Some notation... more or less from the paper

For any real number $x$ the range reduction consist in computing something like $$\frac{2^i}{2\pi}x \; \text{mod} \; 2^i = I + h$$ where $i \in {0,1,2,3}$, $I$ is an integer that would allow to select the quadrant and finally $h \in [0,1)$ (real number in that interval). Actually the reduction consist in using $I$ as selector bits, and $h$ to compute an appropriate approximation of $sin$ or $cos$ in the sector indexed by $I$ using the argument $\frac{2\pi}{2^i} h$ as argument. For machine purpose it is assumed that

$$x = 2^k f ,\; \frac{1}{2} \leq f < 1$$

I.e. a floating point number (different from the IEEE standard, but the analysis would be similar), the number $f$ is represented using $p$ digits.

The authors of such paper later define $L$ as the largest integer such that the product of 2 numbers represented using $L$ digits are representable in a register. They also point out that the number $\frac{2}{\pi}$ has to be stored with an appropriate number of digits (virtually infinite). Again we can then write

$$\begin{array}{l} x = 2^k \sum_{j=1}^{N-1} F_j 2^{-jL} \\ \frac{1}{2\pi} = D_0 + D_1 + D_2 \\ D_0 = \sum_{j=1}^{M} g_j 2^{-jL} \\ D_1 = g_{M+1}2^{-(M+1)L} \\ D_2 = \sum_{j=M+2}^{+\infty} g_j 2^{-jL} \end{array}$$

where $F_j$ is the $j$-th chunk of $L$ bits representing the mantissa $f$ and $g_j$ is the $j$-th chunk representing $\frac{1}{2\pi}$. What happens is that basically

$$\frac{2^i}{2\pi}x \; \text{mod} \; 2^i \approx 2^i x D_0 \text{mod} \; 2^i$$

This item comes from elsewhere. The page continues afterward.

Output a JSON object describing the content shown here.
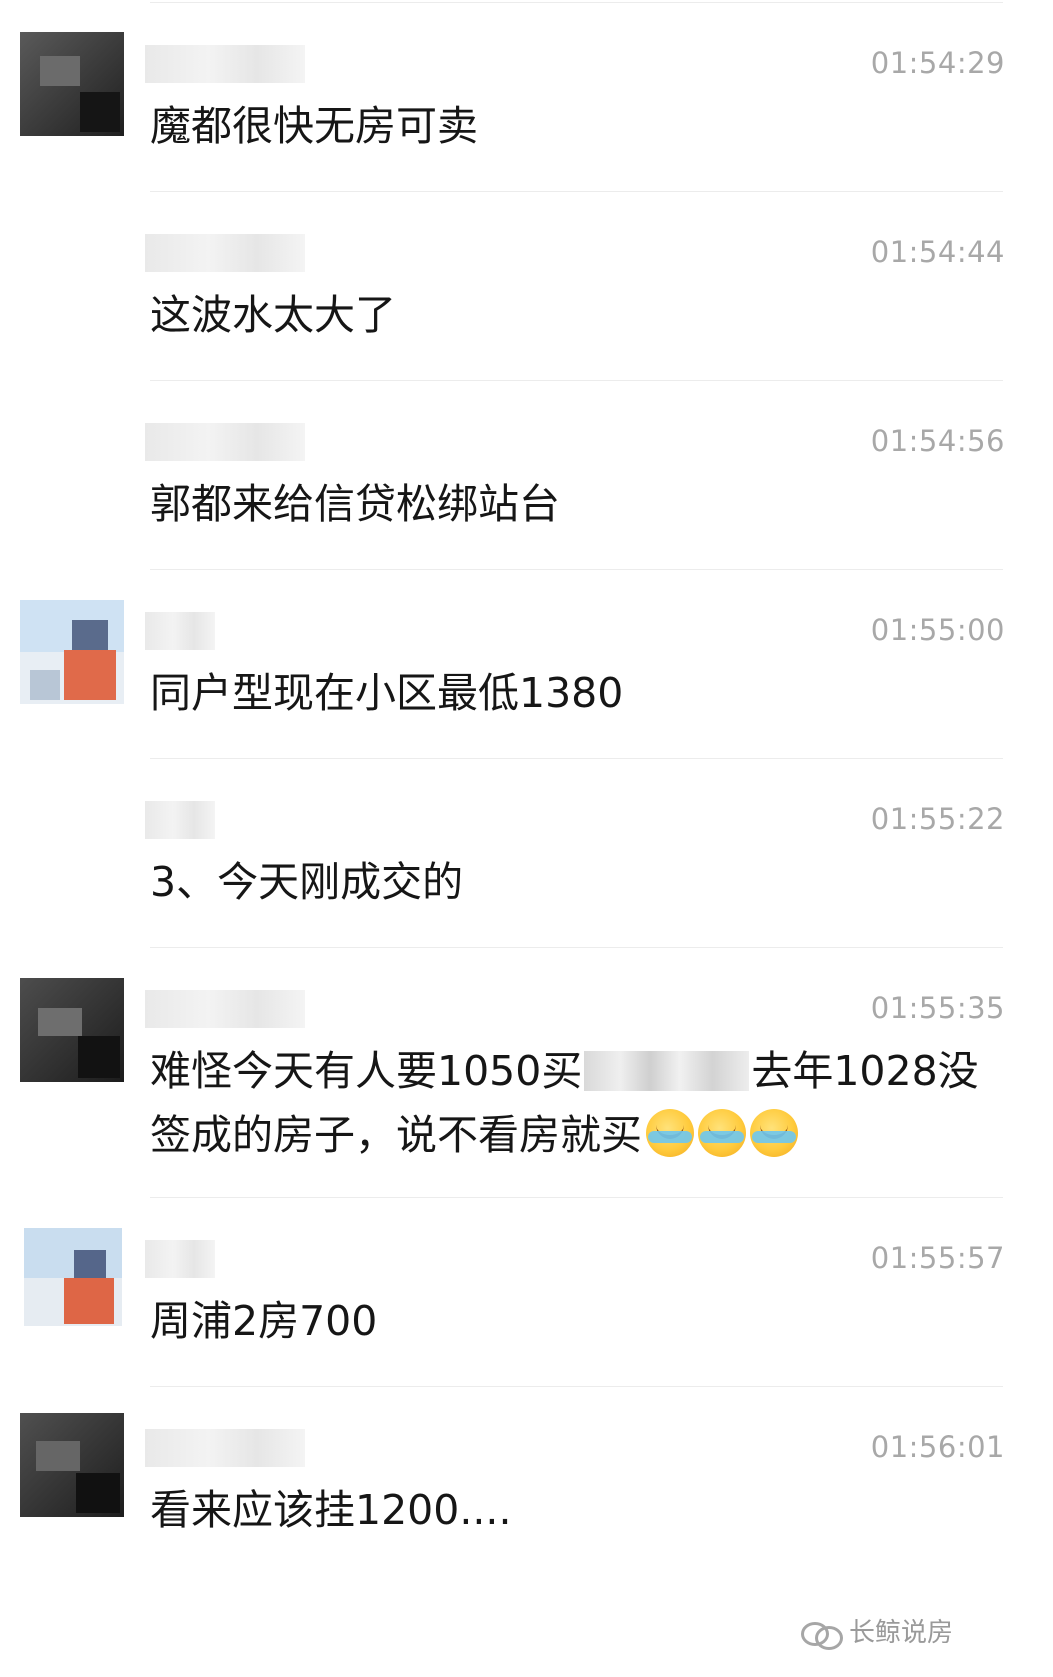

is being computed. In general we are interested in computing $h$ with $p+K$ digits, $p$ is the input precision while $K$ is a number of guard digits. What I don't really understand is why the points 7 and 8 I've highlighted are a problem for the reduction. I was trying to make an accurate analysis of the problem by myself but I'm not able to spot the problem. Can anyone explain to me?

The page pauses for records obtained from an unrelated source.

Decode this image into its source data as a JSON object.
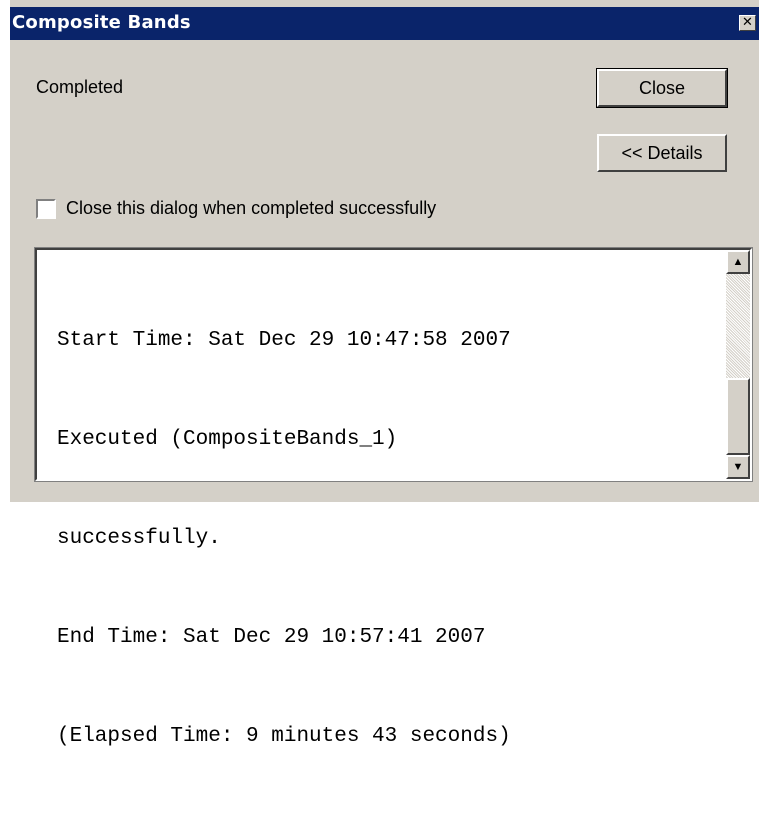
{
  "window": {
    "title": "Composite Bands",
    "close_glyph": "✕"
  },
  "status": {
    "text": "Completed"
  },
  "buttons": {
    "close_label": "Close",
    "details_label": "<< Details"
  },
  "checkbox": {
    "label": "Close this dialog when completed successfully",
    "checked": false
  },
  "log": {
    "lines": [
      "Start Time: Sat Dec 29 10:47:58 2007",
      "Executed (CompositeBands_1)",
      "successfully.",
      "End Time: Sat Dec 29 10:57:41 2007",
      "(Elapsed Time: 9 minutes 43 seconds)"
    ]
  },
  "scrollbar": {
    "up_glyph": "▲",
    "down_glyph": "▼"
  }
}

• The problem Payne-Hanek is solving is a particular case of subtractive cancellation, caused by the finite precision of floating-point formats. For an input $x$ we want to compute $x - i \frac{\pi}{2}$. However, in a naive implementation, the $\frac{\pi}{2}$ is represented as a floating-point number PIO2, and if $x$, and thus $i$, are sufficiently large, all leading bits cancel in the subtraction. Try running this experiment with single-precision arithmetic and $x \gt 2^{24}$, and compare to the mathematical result, it should become clear. – njuffa Dec 1 '16 at 15:27
• @njuffa Wait wait... but in your comment I'm understanding that you're assuming the output would be represented in floating point format. But one could just want the reduced argument in fixed point, would that be a problem? (i mean the presence of many leading 0 or many leading 1?) – user8469759 Dec 1 '16 at 15:30
• Payne-Hanek applies to floating-point computation, and the input is therefore a floating-point number, and the output either a floating-point number, or a pair of floating-point numbers normalized such that the "tail" is less than a half ulp of the "head". This number (or pair of numbers), representing the reduced argument, is then used in the core approximation of the trigonometric function. Internal to the implementation, Payne-Hanek reduction may use fixed-point (or integer) computation. – njuffa Dec 1 '16 at 15:41
• The mechanics of Payne-Hanek (especially as described in the original paper) can be confusing. Maybe looking at an actual implementation can help; note that this is not a verbatim implementation of the algorithm in the paper, but uses the fundamental ideas of it. This commonly cited write-up may provide a clearer explanation than the original Payne-/Hanek paper. – njuffa Dec 1 '16 at 15:50
• It's not the implementation itself that struggles me, it's the analysis of certain aspects that puzzles me. I don't understand the analysis of that specific point. I'm not sure what do you with the "pair" argument. I do understand that some "core implementation" of the trigonometric function can be implemented using the reduced argument in floating point. But in general this is not actually necessary, you could keep the output in fixed point (so you don't need to normalize it then) and implement the core approximation with such value, you wouldn't need in such a case the renormalization step. – user8469759 Dec 1 '16 at 16:02